Problem description: Show every line in the entries below where the word "title" appears.

:::::

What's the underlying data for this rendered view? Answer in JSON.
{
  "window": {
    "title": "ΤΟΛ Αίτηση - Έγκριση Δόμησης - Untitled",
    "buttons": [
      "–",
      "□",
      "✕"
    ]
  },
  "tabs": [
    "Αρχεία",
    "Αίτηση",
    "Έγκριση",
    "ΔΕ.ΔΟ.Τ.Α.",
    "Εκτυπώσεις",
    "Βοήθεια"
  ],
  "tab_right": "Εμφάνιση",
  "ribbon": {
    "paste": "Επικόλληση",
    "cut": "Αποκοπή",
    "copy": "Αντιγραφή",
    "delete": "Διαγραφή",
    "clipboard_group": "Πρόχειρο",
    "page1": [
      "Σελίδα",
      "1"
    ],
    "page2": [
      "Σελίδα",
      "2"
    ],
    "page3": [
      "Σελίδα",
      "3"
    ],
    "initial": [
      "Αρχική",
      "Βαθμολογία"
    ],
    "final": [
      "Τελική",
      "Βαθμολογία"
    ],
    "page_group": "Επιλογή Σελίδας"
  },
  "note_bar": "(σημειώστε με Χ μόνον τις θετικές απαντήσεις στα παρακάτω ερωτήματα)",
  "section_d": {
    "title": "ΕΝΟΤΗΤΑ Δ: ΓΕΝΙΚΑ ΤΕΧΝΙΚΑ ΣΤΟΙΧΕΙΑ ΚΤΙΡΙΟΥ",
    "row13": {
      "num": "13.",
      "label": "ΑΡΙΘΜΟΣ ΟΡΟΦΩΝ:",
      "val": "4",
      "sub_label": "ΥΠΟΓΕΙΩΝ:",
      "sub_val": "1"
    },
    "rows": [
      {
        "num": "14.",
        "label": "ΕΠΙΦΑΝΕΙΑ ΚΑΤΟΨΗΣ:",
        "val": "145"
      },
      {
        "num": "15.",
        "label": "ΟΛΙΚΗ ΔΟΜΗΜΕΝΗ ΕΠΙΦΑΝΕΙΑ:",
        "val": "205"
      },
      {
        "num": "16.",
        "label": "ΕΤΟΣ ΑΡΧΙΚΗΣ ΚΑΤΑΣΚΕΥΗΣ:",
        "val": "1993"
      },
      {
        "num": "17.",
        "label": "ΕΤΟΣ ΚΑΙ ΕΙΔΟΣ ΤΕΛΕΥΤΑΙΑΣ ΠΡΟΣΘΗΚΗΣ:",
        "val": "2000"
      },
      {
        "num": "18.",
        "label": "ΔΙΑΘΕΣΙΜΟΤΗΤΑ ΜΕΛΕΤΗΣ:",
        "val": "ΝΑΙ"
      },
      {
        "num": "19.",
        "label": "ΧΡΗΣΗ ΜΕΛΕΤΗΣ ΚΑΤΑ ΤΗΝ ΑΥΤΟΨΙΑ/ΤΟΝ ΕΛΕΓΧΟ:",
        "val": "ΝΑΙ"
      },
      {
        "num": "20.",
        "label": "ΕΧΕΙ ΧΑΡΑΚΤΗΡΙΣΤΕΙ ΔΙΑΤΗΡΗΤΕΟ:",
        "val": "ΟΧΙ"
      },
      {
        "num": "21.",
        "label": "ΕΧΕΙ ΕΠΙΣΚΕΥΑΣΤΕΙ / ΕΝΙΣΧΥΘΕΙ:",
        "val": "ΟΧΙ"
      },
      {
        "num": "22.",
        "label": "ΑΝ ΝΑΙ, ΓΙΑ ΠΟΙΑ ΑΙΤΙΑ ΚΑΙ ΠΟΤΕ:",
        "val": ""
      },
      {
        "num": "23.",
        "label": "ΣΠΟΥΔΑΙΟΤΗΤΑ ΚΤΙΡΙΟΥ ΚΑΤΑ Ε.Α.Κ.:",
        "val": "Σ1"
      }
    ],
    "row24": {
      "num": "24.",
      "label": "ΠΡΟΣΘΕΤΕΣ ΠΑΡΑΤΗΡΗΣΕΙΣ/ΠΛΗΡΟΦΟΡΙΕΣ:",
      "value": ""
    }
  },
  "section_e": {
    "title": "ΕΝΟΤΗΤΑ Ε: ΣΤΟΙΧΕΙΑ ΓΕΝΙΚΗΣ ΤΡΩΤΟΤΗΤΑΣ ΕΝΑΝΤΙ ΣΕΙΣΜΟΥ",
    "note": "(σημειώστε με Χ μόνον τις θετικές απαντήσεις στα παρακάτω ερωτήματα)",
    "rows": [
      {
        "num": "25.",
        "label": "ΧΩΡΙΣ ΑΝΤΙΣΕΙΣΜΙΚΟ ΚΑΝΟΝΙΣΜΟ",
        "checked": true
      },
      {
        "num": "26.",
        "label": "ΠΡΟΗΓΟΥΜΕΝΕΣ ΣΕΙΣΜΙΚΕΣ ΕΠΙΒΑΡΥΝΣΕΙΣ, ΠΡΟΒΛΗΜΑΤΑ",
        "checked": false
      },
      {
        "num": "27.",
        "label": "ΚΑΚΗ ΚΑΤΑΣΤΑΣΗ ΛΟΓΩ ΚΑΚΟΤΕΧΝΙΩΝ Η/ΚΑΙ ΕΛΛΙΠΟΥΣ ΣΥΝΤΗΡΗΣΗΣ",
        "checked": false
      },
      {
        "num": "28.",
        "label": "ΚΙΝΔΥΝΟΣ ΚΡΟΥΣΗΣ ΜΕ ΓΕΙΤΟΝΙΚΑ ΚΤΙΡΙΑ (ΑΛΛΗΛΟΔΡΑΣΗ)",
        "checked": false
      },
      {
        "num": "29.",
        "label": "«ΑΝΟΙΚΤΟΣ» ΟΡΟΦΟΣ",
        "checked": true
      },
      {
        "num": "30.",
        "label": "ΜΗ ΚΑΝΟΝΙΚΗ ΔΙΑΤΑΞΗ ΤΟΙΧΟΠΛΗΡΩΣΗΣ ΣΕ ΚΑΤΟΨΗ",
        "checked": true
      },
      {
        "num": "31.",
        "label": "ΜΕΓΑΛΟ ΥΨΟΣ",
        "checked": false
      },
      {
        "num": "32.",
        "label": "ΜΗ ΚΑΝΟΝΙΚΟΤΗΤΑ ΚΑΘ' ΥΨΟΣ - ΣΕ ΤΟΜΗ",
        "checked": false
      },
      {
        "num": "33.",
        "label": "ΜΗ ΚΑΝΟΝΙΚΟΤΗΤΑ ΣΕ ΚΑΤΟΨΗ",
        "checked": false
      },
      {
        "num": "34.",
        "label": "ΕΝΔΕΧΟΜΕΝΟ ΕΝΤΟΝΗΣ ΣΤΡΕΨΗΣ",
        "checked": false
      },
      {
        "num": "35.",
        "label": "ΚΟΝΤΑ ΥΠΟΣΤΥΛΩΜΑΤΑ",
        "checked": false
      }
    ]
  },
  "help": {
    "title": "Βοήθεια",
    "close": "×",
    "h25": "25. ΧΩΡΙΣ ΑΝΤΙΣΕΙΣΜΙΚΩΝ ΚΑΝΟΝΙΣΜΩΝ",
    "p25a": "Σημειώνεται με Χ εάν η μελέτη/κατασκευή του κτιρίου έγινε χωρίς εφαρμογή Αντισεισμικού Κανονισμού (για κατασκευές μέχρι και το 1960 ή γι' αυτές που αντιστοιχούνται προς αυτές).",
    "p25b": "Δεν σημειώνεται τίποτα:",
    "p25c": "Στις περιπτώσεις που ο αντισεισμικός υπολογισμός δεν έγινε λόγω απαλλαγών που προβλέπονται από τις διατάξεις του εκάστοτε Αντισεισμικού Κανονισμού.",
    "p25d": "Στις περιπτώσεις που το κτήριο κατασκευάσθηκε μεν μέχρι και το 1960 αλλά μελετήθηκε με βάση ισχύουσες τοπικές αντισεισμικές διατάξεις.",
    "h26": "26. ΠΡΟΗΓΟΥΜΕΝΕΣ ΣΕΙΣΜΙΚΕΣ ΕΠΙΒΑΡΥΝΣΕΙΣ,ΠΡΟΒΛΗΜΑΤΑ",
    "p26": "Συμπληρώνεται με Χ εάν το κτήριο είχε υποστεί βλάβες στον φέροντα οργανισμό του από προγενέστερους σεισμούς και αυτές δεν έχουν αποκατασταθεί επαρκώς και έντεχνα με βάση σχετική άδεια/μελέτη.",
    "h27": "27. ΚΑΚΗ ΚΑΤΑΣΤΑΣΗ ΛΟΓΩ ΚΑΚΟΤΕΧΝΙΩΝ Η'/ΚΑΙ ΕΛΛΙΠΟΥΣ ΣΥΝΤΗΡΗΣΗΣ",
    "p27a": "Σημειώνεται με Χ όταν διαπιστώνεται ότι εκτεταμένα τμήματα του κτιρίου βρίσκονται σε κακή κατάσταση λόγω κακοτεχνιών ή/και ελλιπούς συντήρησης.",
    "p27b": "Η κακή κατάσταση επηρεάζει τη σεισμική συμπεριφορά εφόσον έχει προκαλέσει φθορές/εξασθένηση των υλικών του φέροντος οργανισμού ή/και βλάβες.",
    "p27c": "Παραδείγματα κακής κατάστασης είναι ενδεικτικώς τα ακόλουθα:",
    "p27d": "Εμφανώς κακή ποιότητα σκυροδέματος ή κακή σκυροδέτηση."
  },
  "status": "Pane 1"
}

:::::

The answer:
    "title": "ΤΟΛ Αίτηση - Έγκριση Δόμησης - Untitled",
    "title": "ΕΝΟΤΗΤΑ Δ: ΓΕΝΙΚΑ ΤΕΧΝΙΚΑ ΣΤΟΙΧΕΙΑ ΚΤΙΡΙΟΥ",
    "title": "ΕΝΟΤΗΤΑ Ε: ΣΤΟΙΧΕΙΑ ΓΕΝΙΚΗΣ ΤΡΩΤΟΤΗΤΑΣ ΕΝΑΝΤΙ ΣΕΙΣΜΟΥ",
    "title": "Βοήθεια",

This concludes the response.